Although the Bureau of Public Health prepared an Assessment Report for the water utility’s Elk River intake prior to the accident, the water utility never completed a Protection Plan. If the water utility had completed a Protection Plan, it would have described activities to address the protection of the source water and plans for responding to contamination. Examples include: (1) collection of additional information regarding MCHM since it was a known potential contaminant; (2) planning for periodic inspections of sites containing potential contaminants, including Freedom’s site; (3) identification of alternate water sources in case of contamination; and (4) innumerable other activities to protect the source water including zoning, conservation easements, and studies of potential contaminants.
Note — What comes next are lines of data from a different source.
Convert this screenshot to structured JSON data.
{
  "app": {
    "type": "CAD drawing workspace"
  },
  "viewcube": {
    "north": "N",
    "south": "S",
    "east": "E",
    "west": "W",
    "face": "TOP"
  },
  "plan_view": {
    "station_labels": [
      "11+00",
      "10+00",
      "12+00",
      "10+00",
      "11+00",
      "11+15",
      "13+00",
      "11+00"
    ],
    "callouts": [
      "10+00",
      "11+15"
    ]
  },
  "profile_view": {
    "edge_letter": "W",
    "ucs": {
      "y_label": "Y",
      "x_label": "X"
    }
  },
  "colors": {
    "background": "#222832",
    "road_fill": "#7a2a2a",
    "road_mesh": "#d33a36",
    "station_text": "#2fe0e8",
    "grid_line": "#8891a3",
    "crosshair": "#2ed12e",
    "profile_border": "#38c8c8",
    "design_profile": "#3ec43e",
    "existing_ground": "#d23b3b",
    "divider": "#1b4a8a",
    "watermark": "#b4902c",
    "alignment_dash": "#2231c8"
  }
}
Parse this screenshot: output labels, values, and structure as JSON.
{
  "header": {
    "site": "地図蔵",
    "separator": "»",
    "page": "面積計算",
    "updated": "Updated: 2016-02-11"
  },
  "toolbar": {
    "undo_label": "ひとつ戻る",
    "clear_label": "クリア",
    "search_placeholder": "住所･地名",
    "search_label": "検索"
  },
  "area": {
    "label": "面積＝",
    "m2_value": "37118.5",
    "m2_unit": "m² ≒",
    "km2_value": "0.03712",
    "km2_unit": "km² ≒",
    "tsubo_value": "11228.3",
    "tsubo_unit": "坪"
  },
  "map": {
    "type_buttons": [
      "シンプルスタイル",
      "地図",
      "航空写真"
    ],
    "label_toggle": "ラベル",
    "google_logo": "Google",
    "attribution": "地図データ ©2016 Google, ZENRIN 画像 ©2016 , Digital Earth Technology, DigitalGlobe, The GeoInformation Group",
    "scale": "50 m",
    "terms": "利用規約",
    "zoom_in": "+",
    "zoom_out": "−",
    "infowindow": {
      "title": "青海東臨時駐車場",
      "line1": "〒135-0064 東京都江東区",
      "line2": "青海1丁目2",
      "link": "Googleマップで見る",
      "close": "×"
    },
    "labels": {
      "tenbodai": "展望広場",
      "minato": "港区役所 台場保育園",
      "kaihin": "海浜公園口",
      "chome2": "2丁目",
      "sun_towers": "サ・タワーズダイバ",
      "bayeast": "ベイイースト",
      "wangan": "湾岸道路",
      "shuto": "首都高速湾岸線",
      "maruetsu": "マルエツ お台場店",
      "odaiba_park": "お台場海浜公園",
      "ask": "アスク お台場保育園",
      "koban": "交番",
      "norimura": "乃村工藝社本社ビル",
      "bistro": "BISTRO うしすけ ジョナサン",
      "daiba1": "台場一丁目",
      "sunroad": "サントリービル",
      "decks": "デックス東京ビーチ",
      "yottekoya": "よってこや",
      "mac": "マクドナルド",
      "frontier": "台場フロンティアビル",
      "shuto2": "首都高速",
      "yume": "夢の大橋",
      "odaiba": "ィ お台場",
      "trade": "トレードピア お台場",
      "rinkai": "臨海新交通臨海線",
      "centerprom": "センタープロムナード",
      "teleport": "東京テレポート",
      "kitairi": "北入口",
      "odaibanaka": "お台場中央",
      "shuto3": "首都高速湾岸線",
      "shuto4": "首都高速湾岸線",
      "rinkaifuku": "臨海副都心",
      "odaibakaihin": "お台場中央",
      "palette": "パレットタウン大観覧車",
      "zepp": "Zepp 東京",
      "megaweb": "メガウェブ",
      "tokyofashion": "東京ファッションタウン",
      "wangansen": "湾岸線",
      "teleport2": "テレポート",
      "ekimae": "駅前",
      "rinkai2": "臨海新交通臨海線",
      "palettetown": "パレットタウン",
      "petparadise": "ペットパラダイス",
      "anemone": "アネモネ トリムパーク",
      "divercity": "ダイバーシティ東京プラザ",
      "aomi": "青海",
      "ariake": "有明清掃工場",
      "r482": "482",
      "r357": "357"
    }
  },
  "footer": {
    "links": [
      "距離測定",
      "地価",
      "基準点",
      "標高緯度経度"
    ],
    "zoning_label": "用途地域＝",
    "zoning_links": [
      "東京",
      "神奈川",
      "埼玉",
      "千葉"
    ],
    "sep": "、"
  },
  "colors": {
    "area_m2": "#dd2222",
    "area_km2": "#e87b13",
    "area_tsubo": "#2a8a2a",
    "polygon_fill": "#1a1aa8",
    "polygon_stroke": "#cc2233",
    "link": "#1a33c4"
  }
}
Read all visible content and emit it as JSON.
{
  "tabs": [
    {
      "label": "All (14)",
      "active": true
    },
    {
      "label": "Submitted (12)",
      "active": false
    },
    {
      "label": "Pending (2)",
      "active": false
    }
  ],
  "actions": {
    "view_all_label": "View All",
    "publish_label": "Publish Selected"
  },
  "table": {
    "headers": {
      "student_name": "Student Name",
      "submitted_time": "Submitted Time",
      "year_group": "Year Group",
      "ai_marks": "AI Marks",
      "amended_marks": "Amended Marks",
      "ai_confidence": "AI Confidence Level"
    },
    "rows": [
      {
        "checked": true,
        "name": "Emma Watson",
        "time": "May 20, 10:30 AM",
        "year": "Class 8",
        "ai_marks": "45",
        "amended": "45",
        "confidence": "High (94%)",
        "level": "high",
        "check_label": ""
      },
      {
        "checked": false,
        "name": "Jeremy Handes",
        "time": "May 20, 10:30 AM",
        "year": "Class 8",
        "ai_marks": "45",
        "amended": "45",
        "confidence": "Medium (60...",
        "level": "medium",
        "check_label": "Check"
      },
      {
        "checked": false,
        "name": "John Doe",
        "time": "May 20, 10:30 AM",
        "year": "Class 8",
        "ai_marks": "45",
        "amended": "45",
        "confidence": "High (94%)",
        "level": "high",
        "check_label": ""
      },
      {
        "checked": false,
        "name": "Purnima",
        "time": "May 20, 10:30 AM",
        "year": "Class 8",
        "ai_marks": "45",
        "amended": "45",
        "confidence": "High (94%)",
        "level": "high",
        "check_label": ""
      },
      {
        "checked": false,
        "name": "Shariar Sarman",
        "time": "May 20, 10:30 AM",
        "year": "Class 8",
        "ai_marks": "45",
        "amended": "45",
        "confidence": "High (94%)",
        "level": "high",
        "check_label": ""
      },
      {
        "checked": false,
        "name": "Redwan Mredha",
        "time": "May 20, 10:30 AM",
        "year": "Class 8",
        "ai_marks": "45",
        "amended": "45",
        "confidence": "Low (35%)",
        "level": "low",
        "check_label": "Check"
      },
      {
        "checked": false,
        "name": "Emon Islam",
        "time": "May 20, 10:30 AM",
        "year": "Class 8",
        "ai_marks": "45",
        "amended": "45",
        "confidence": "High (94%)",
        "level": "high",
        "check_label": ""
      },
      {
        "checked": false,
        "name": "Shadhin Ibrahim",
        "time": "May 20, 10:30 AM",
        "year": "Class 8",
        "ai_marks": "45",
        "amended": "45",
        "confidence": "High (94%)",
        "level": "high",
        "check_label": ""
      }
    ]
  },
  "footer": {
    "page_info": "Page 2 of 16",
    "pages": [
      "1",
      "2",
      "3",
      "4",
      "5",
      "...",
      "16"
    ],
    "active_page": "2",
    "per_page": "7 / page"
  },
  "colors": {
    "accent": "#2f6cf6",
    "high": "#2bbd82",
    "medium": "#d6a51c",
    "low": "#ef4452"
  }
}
“The bill outlines a reasonable regulatory structure to ensure all aboveground storage tanks are meeting standards to ensure tank integrity.”
West Virginia Governor Earl Ray Tomblin uttered this statement when he signed Senate Bill (SB) 373 containing the Aboveground Storage Tank Act (AST Act) and the Public Water Supply Protection Act (Water Protection Act) into law. He concluded that “This is a good bill.” Coincidentally, the leak occurred while all 134 West Virginia legislators were in town for the regularly scheduled session. Having experienced firsthand the ramifications of the leak and facing significant pressure from the public, the West Virginia legislature took up the daunting task of reviewing current regulations.
The AST Act implements a statewide registration and permitting program for ASTs and sets forth design, integrity, and installation standards. It also requires an annual inspection by a trained individual knowledgeable in ASTs. In addition to the AST Act, the Water Protection Act looks at potential sources of significant contamination located within zones of critical concern above public water systems’ surface intakes. In addition, the legislature amended the Water Protection Program to require that all public water systems complete or update a Protection Plan by July 1, 2016.
The passage of SB 373 hopefully plugs the regulatory holes. Nevertheless, even though the legislature took relatively swift action in enacting broad regulatory reform, confidence in government is at an all-time low. Citizens still do not trust the safety of the water and questions remain, particularly whether there are long-term effects of the spill that cannot yet be quantified. Proper implementation and enforcement of the new acts will go a long way toward healing this loss of confidence.
West Virginia’s experience serves as a cautionary tale for other states that might have the same regulatory holes regarding ASTs and the protection of public drinking water sources. States should not wait until a large spill threatens the drinking water of its citizens before taking action.